7. Go up a creek with a paddle, down a river or do both courtesy of Belize’s network of rivers that connect so efficiently, Belize commerce once relied completely on these waterways. The largest among them are the Mopan and Macal Rivers that flow into the Belize River; you can canoe, sail or kayak these waters so ask your resort host to fix you up. Alternately, take a fishing cruise on the New River, Sarstoon or Temash. Adventure-seekers will find whitewater challenges in some places while those seeking a slow and easy cruise won’t miss a photo opportunity along these jungle-edged waters.

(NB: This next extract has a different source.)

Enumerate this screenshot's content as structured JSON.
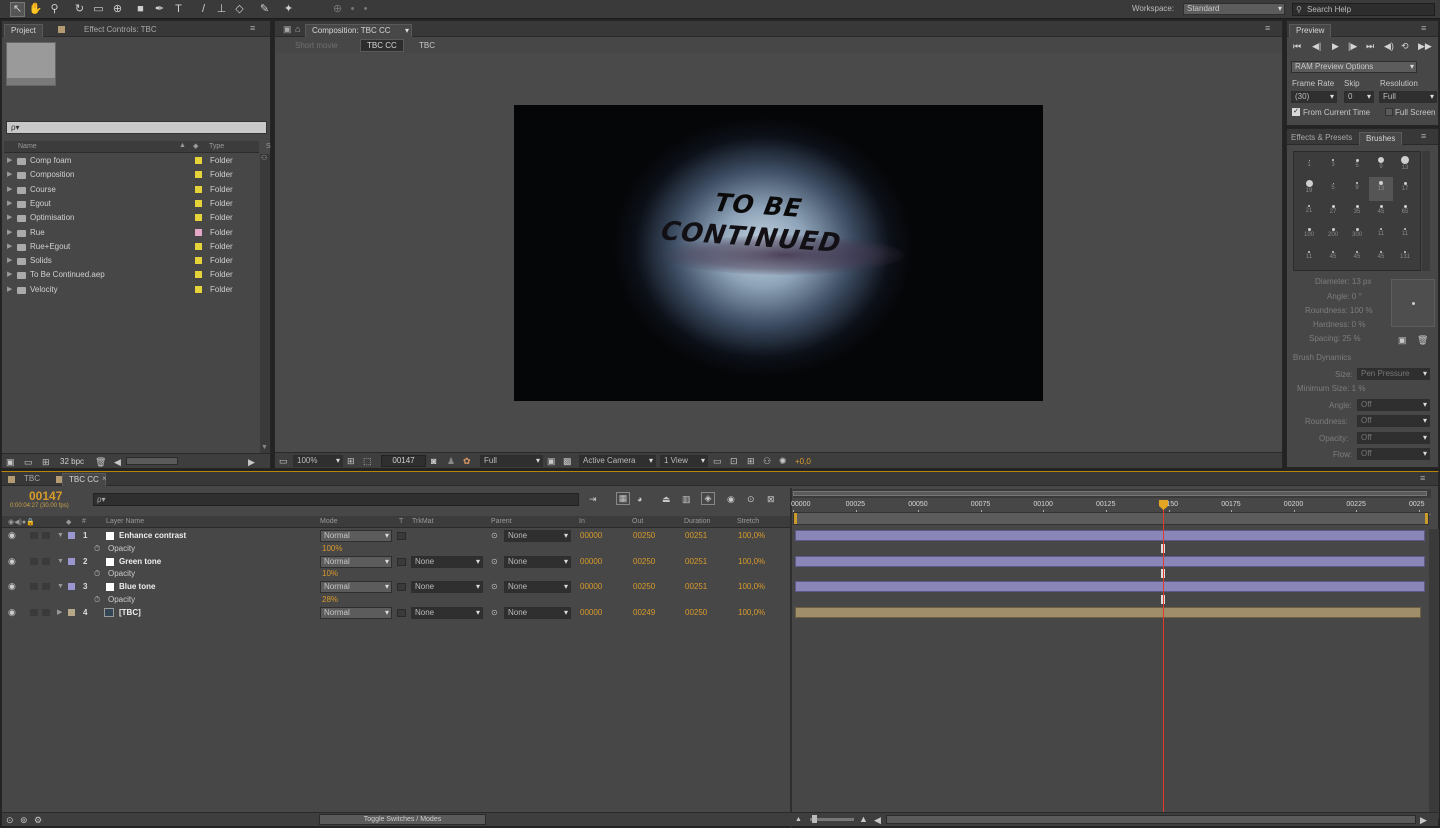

8. The Museum of Belize is headquartered in Belize City at the junction of Gabourel and Hutson Streets. It’s a nostalgic remnant of Colonial British architecture with a fascinating history. Built originally to house prisoners in the 1800s, the museum was fully-functional as late as 1993, at which point, it was restored and turned into a museum. You’ll still see cells, graffiti, chains and balls, but they’re used as decoration to enhance permanent exhibits that include romantic aspects of Belize’s history: Maya artifacts, treasures left behind by buccaneers and pirates and a history of Belize’s labour movement.
9. Commune with the animals housed at the Belize Zoo; they’re all treated like honoured guests rather than caged specimens clinging to iron bars. Designed to emulate natural habitats, the zoo is is home to a jungle of native plants, trees and flowers so more than 150 animals indigenous to Belize feel right at home here. This special population is composed of rehabilitated and orphaned animals in addition to those born here at the zoo. Located west of Belize City, the Zoo is across the road from the Tropical Education Center. It’s worth the drive to visit both.
10. Go big or go home! Far be it from us to remind you that life awaits back home, but you can’t leave Belize until you see the stars in the nation’s constellation: Ambergris Caye, Caye Caulker and the Placencia Peninsula, known as the Big Three. Each area has a flavour and vibe that distinguishes it from the others. You will want for nothing when you divide your time between them, because merchants and residents alike adore tourists. Expect gourmet dining, ethnic eateries, attractions and a collection of lodgings that is so extensive, if you can’t find the accommodation you crave at each location, it might not exist.